“Let’s do it.”

After she smiled, he was all over her. On the couch, in the bed, in the shower. She was thinking about the men fucking in Derek Jarman’s garden, pleasure in the middle of a nightmare. Phrases like trauma bonding fell out of her mind and she let herself pulse. No one could fuck her back into being, but she did realize she was painted all over his chest. His tattooed knuckles opened her mouth wide as she stared at them in the bathroom mirror.


When they were tired enough to eat the pizza bagels, Ezra started talking about his religious upbringing.

“I used to say I was a Satanist in high school. I didn’t know what it meant obviously. I can’t say I do now, but I thought it was funny. I told people to listen to records backwards and shit. My mom got really freaked out and made me go to therapy.”

“Fun,” Willa said.

Ezra smiled and squeezed her hand.

“How is your gourmet meal, honeybee?”

She almost laughed at the name after the sex, her belly was covered in bite marks. And here she was, a tiny insect, something small enough to fit in a hand but strong enough to sting.

“Amazing,” she said, leaning into him on the couch as he flipped through the local channels her antenna picked up. Two women were teaching a gardening class on the public access channel.

“What’s your favorite flower?”

“Delphiniums,” she said without thinking.


Some terrible word like happiness was displayed on the drug store sliding door.
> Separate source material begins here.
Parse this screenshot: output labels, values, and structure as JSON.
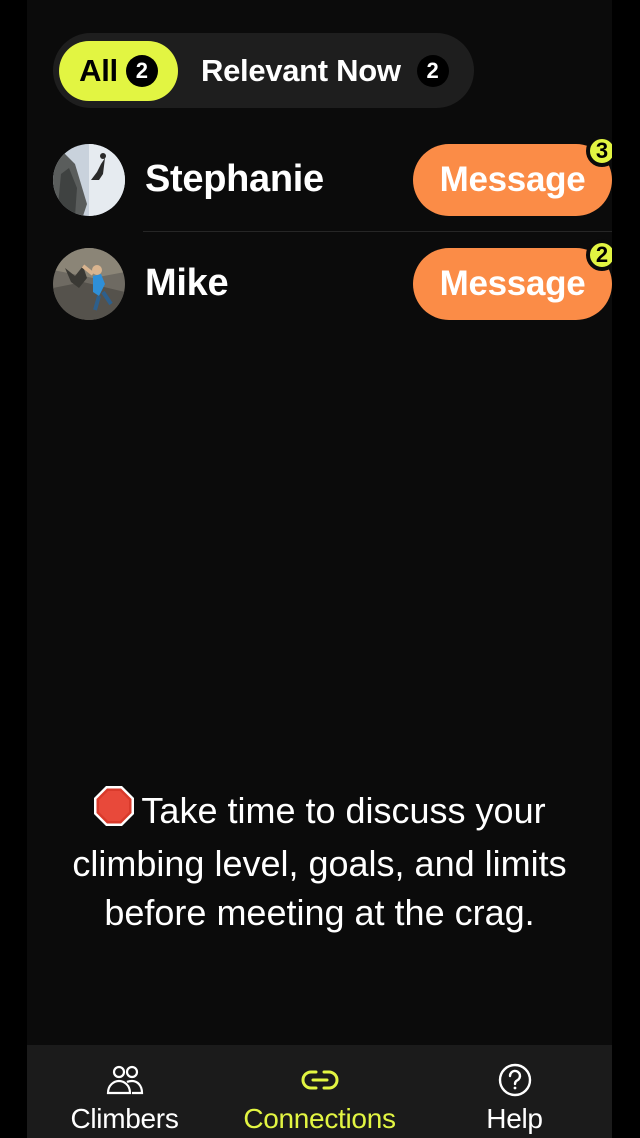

Willa had started getting motion sickness during the long drives Ezra took her on to visit National Parks and haunted churches. She decided to get some Dramamine. The CVS at the edge of town was only a few blocks from her apartment but she was hardly ever there anymore. Ezra lived on the opposite end of town and didn’t have roommates so they went to his house more often than not.

She was going to meet him after she got meds so they could drive to a river an hour away that he wanted to hike around. Her phone chimed as she was looking at off-brand lipstick, considering sliding one into her pocket.
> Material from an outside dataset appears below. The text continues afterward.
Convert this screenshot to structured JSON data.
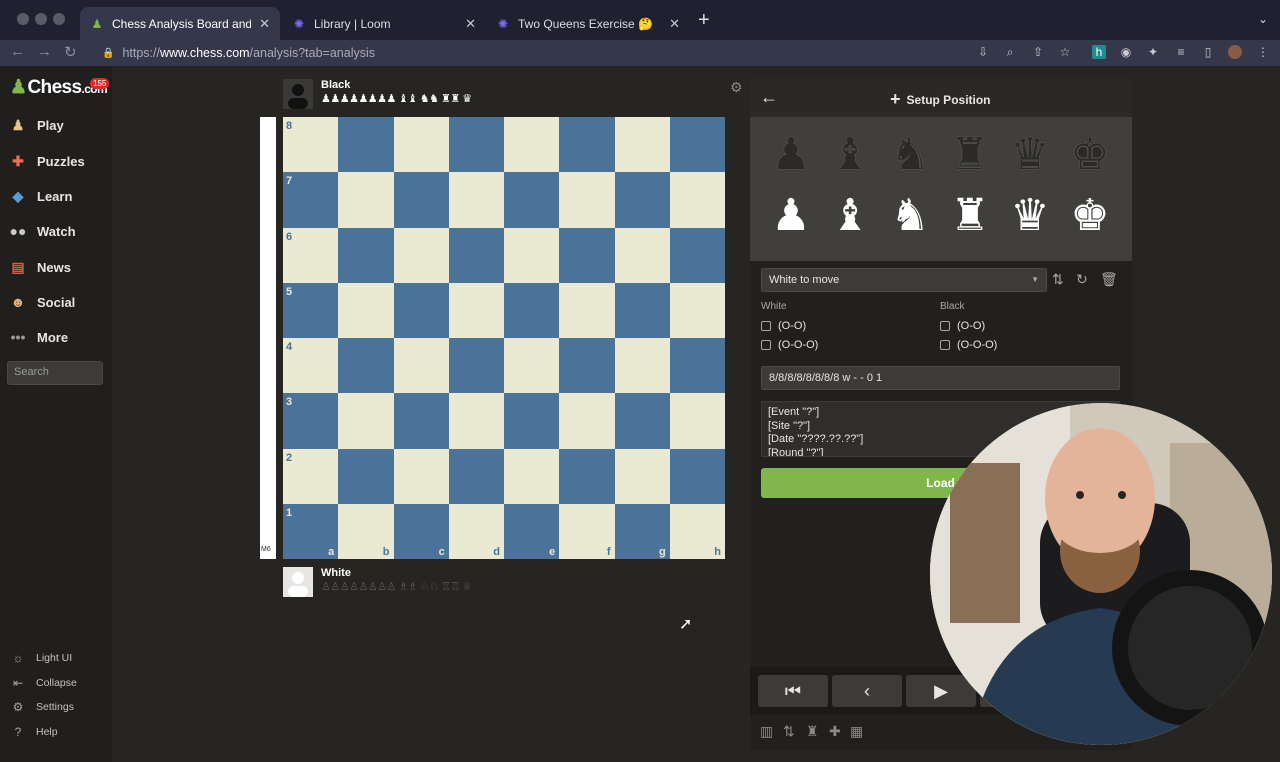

get some road snacks

and bevs

mb like orange gatorade

orange gatorade??? u psycho, she texted back.

u love it

Willa paused in front of the fridge. She stopped for a second, realizing how long it had been since she thought about Ryan. A few days, maybe. Nothing crazy. But enough to feel like a blessing instead of a curse.

Stories about redemption are disturbing. The nonbeliever who receives divine revelation, the AIDS patient who is cured by herbal remedies and positive thinking. How much of love is snake oil and how much is placebo? How much of God is a feeling? A very blue, deep indigo feeling. It wasn’t a feeling she felt often. Even studying religious architecture, she felt more breathing in the cool air of the refrigerated grocery aisle than the damp air of a countryside church.

The Orange Gatorade was behind a million other fluorescent colors, so she dug for it and grabbed herself a Blue Monster. Trans boys and their beverages, she thought. Ezra told her she was obsessed with categories. She waded through the snacks and found a family-sized box of Cheez-Its.

Back through the sliding glass doors that promised joy and discounts. She started the walk across town to Ezra’s, palming the Dramamine and beverages in her tote bag. The Cheez-Its jangled, drawing more attention to her than she would’ve liked. But maybe no one was looking while she was on her little field trip to her boyfriend’s.

Pulling out the Gatorade she snapped a picture of the bottle between her fingers and sent it to Ezra.

hurry up!!

you have so many pretty rings on

He sent a horny devil emoji and she smiled under the pale morning sky.